The United States' domestic steel industry "should come out stronger" after the challenges of 2020, Majestic Steel president and chief executive officer Todd Leebow said, noting that utilization, imports and inventories are all relative low at a time when demand is outperforming in automotive and construction-related markets.

"We are very bullish," he said during the "Steel Processors and Service Providers" panel on Tuesday October 27.

"The steel industry is healthy and we think there will be a resurgence in manufacturing in 2021. Housing is strong, autos are recovering, people are buying appliances and people are continuing to invest in their homes," Leebow added.

Barry Zekelman, executive chairman and chief executive officer of steel tube producer Zekelman Industries, said demand in 2020 has already surged for his products in applications including fencing, recreation vehicles and the construction of new distribution centers. 

"We found areas this year that just surprised the heck out of us in terms of the robustness of the business," according to Zekelman, who is confident enough to invest heavily in capital expenditures. 

Zekelman Industries' capital expenditures are normally about $80 million annually. Combining last fiscal year with the current fiscal year, the company will have devoted $430 million to capital expenditures over that period, he said. 
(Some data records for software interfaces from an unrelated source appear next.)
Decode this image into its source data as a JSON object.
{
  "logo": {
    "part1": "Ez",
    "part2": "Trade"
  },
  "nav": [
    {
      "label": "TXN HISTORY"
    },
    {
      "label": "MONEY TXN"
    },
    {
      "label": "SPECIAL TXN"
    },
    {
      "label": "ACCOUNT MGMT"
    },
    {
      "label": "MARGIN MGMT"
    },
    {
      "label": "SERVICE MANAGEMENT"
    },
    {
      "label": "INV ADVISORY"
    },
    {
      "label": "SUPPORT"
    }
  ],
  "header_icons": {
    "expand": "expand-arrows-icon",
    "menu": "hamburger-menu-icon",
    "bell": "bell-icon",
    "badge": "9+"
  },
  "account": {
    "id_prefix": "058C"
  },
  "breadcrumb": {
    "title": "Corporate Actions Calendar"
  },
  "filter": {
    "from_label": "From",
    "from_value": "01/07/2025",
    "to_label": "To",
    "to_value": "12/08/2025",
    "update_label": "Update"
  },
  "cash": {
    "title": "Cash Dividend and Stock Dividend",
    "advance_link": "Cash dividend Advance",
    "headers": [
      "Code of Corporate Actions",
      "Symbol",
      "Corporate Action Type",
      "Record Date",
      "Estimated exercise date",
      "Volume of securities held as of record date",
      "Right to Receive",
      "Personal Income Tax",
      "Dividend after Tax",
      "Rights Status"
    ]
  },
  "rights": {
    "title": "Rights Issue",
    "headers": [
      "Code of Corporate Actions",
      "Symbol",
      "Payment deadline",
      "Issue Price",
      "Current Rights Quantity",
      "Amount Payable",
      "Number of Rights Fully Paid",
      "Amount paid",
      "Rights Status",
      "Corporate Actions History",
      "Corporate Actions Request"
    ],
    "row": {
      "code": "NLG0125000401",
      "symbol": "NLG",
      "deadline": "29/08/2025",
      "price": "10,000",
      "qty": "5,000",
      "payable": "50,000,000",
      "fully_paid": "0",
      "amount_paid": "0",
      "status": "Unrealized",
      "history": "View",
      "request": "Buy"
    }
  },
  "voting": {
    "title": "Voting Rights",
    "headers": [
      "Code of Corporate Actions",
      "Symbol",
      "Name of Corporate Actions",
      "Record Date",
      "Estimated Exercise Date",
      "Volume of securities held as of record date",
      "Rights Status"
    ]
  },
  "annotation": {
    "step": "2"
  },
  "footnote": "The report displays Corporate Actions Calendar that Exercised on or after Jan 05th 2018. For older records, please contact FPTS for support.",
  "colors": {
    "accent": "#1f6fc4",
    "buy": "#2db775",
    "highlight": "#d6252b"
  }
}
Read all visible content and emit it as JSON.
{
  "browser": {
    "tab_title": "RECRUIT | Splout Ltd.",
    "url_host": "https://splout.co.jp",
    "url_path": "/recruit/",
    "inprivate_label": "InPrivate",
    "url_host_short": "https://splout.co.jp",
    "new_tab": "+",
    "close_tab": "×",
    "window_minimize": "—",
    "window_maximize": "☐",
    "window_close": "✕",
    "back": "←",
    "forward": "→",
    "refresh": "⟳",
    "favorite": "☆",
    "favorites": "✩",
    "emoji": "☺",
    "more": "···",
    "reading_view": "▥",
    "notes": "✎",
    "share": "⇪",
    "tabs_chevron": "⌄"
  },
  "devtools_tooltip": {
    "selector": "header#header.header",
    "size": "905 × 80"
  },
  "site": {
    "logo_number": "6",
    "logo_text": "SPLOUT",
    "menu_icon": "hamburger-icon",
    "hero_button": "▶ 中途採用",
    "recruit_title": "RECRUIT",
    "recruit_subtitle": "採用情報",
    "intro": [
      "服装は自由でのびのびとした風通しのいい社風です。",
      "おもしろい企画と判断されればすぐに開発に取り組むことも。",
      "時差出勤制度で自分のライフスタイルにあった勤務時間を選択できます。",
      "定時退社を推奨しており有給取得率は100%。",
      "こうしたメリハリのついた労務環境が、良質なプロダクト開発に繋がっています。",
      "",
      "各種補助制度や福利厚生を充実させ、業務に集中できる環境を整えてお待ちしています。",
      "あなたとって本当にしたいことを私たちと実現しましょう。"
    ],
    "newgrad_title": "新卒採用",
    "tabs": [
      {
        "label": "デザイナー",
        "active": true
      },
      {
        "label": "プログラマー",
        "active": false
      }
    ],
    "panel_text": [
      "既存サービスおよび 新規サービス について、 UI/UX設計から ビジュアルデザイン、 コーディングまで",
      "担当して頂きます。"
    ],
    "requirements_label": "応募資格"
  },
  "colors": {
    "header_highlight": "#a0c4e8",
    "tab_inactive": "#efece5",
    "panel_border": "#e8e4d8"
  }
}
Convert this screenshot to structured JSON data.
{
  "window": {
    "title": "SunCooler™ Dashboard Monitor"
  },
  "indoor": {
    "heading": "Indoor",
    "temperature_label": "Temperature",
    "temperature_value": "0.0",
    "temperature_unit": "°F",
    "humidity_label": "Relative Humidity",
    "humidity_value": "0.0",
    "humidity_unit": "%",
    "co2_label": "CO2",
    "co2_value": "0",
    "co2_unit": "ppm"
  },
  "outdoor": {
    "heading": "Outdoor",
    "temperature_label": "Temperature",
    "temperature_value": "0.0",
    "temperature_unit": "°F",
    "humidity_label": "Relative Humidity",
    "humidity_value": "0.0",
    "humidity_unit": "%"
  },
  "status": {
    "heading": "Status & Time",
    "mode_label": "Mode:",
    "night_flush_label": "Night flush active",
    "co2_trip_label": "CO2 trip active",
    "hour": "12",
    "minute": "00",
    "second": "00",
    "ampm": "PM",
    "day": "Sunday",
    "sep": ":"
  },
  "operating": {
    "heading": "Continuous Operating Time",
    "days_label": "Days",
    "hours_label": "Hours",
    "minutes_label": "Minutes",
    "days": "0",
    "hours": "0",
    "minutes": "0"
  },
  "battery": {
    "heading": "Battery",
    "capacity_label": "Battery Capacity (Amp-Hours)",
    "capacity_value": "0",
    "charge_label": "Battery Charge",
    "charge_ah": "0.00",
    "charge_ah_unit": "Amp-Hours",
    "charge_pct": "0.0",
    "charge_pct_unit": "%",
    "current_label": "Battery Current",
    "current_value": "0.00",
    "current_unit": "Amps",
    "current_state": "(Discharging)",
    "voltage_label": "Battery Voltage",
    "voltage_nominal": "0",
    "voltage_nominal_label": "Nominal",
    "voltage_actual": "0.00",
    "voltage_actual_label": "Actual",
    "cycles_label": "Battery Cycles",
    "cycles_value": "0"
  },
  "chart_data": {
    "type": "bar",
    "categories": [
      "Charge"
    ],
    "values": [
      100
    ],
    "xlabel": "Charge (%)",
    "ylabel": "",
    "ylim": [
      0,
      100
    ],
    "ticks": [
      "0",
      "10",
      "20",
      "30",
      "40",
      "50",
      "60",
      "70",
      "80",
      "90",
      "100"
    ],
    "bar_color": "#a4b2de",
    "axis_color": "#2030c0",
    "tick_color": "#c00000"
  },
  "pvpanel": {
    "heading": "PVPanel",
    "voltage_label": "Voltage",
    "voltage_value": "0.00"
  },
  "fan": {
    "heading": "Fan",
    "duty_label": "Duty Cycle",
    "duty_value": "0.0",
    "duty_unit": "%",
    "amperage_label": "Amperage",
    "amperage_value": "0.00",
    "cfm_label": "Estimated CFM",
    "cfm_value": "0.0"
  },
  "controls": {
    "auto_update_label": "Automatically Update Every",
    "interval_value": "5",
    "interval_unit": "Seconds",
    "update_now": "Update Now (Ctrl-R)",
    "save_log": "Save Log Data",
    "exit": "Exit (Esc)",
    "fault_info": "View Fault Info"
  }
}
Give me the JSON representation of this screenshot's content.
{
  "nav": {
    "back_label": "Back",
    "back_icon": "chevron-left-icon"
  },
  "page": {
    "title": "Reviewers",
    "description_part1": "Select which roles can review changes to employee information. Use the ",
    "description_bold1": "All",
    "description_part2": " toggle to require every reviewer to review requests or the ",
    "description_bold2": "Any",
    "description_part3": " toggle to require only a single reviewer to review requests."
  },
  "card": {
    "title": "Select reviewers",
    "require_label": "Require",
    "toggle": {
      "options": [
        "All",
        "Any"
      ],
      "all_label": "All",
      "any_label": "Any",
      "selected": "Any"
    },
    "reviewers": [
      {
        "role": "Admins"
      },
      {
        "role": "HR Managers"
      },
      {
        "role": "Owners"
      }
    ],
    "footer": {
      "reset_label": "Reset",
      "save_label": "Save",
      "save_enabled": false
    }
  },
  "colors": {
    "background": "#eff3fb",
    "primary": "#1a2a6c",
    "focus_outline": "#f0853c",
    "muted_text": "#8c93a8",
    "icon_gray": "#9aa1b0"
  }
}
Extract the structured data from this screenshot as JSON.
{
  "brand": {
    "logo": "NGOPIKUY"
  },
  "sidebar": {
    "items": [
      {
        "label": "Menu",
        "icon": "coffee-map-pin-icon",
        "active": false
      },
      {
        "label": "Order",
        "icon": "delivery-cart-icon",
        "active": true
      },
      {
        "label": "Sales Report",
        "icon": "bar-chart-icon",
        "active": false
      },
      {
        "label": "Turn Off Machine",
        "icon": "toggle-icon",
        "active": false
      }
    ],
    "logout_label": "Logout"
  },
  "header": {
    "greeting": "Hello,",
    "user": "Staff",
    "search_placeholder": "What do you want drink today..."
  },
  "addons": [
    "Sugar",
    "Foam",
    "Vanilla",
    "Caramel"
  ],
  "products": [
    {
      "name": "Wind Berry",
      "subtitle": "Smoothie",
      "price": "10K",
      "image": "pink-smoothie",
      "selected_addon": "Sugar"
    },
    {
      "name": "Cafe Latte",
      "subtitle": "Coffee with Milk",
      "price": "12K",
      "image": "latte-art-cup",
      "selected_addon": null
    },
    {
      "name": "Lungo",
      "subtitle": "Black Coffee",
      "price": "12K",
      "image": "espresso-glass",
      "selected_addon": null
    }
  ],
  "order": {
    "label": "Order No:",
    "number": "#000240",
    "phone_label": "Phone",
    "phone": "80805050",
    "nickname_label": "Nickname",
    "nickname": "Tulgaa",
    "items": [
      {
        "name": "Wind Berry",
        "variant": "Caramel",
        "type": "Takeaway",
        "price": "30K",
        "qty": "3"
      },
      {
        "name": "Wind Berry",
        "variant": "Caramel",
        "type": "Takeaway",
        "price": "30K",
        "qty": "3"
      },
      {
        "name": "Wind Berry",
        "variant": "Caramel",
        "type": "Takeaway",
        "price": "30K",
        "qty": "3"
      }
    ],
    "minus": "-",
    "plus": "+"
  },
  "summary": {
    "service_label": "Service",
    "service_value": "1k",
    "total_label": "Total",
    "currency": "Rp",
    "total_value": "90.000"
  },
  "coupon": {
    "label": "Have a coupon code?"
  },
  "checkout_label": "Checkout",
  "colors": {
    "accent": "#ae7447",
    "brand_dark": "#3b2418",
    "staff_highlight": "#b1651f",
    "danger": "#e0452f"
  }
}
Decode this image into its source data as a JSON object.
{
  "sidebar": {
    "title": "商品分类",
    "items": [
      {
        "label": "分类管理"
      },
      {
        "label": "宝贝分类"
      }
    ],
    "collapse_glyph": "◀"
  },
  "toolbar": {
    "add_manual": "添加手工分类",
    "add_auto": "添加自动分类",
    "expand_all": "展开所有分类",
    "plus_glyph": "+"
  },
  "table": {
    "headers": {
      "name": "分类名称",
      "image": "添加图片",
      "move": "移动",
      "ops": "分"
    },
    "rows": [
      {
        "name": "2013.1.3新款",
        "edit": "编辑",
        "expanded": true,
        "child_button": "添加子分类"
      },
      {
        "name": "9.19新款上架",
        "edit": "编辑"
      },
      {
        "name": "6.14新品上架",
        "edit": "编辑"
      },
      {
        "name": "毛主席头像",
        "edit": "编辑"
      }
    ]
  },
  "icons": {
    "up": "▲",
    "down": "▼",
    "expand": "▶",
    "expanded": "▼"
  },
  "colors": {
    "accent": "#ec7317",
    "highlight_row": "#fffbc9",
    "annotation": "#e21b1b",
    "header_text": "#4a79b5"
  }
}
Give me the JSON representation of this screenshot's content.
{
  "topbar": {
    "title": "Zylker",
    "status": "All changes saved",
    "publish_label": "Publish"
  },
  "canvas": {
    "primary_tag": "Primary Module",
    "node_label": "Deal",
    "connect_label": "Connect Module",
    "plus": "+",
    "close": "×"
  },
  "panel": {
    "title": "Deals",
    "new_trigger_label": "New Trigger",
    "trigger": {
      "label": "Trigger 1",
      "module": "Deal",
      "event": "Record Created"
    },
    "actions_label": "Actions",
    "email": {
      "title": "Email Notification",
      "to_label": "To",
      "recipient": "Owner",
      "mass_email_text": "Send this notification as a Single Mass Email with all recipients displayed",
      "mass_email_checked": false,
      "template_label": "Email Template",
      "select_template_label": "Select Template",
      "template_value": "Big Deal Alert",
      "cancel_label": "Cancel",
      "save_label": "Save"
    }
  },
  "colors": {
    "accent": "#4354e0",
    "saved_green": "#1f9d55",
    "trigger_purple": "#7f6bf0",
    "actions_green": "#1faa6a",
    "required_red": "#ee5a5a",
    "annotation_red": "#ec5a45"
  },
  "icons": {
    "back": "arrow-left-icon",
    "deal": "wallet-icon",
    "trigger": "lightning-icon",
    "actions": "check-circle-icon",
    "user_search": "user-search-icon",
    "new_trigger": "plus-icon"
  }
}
As for what lies ahead, Zekelman said his Z Modular division, which pre-fabricates stackable housing units out of structural tubing and other steel, is experiencing a surge in orders. Z Modular is producing 16,000 square feet per week, and Zekelman said output could rise to 60,000 square feet within the next six to eight months. The only obstacle has been in enticing enough labor to work in the plants during a time when pandemic-related unemployment aid has incentivized people to stay home.

"I can't keep up, and I can't hire people," he said. 

The weakest sector for steel in 2020 has been oil and gas, but a rebound could finally be in sight for that segment, Alexander Ulanov, a partner and basic-materials specialist at McKinsey & Co, said during the panel. If true, demand for oil country tubular goods (OCTG) could be in the same position with other end markets in enjoying growth in 2021. 

"Even energy, to our absolute surprise," he said. "Even OCTG upstream we think will start to grow again next year, which is a year earlier than we expected."

Ulanov presented a research report indicating that service centers continue to enhance their distribution businesses with an increasing number of value-added services. That is adding to their profit margins, but it also elevates customer expectations. 

The highest-margin operation for service centers to tackle is primary assembly, with an average 21% mark-up, compared with cutting or slitting at just 8% mark-up, he said. 

Edward Lehner, president and chief executive officer of Ryerson, said one of the next guideposts to watch is whatever climate-change agreements are on the way globally.

Depending how carbon is priced, the US could prove to be the world's most cost-effective manufacturing country, at least among the developed nations, he said.